According to the Association of Graduate Recruiters’ (AGR) winter survey, this year looks set to be a good one for students leaving university looking to find work.
While it still predicts an overall drop in graduate vacancies of 1.6% for the year, compared to the 8.9% fall in 2009 and its 24.9% original prediction, this is good news.
Not least since some of the big winners are, it reckons, set to be in construction and transport where vacancies and the biggest salary growth is expected to be seen this year.
Should we believe this survey? Well given the views that continue to flood in to the NCE website following my last comment on the subject of graduate employment, there will be more than a few voices of dissent.
“ Find out as much as possible about a potential employer… be flexible… and don’t shy away from unpaid work.”
As I have acknowledged there are a large number of disgruntled young engineers in the industry right now. Having read the passion of their views on the profession, news of this survey will no doubt prompt them to throw their copy of NCE to the floor.
And maybe they have a point. I sympathise with any student who is not able to find a post graduate job. I sympathise with any graduate whose employer is not rewarding them in the manner they feel appropriate. I sympathise with any engineer at any point in their career who has found themselves a victim of this recession.
But this is why I find the findings of surveys so heartening. Of course it is just a snap-shot and reflects average trends. But it does show that the market is turning and that engineering is well placed to capitalise early.
That said employability remains very much about the ability to sell your talents. And beyond the stats, the AGR survey also provides some useful insight into the minds of employers. It is insight that I would insist any young engineer seeking their dream job should heed and it reiterates much of the advice in our annual NCE Student Guide.
Firstly, make sure that you find out as much as you can about a potential employer and their business/sector before speaking to them - and practice your pitch.
Secondly, be flexible and prepared to relocate if necessary to suit the needs of a potential employer.
And finally, to improve employability, don’t shy away from temporary work, training or even unpaid work while you wait for a job offer.
“The market is building and the demand for talent is growing.”
I took part in an online careers panel organised by the Guardian newspaper last month during which I was asked about the essential qualities to be a civil engineer.
I said the best civil engineers are great communicators, networkers, passionate persuaders but expert diplomats. While finding the solution is important, selling it to the client gets you paid.
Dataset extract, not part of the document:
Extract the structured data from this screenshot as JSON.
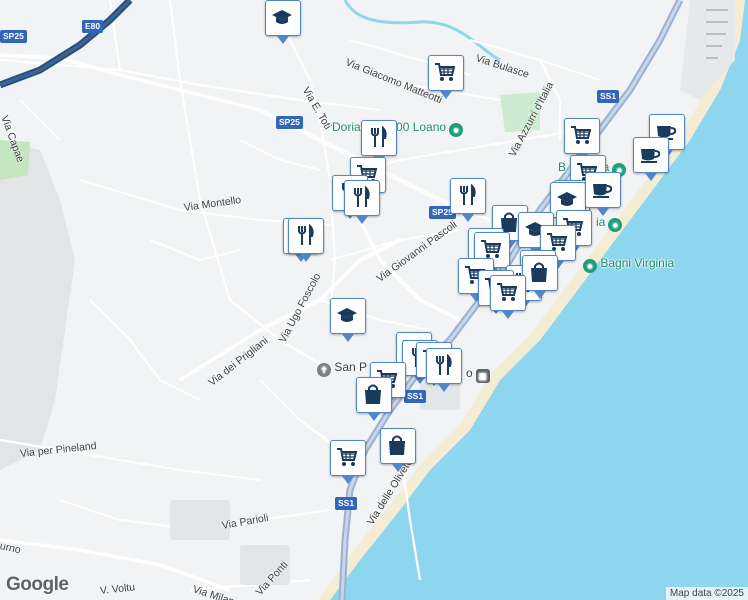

Precisely the same skills are required when securing a job. The market is building and demand for talent is growing. So go out and sell yourself.
- Antony Oliver is NCE’s editor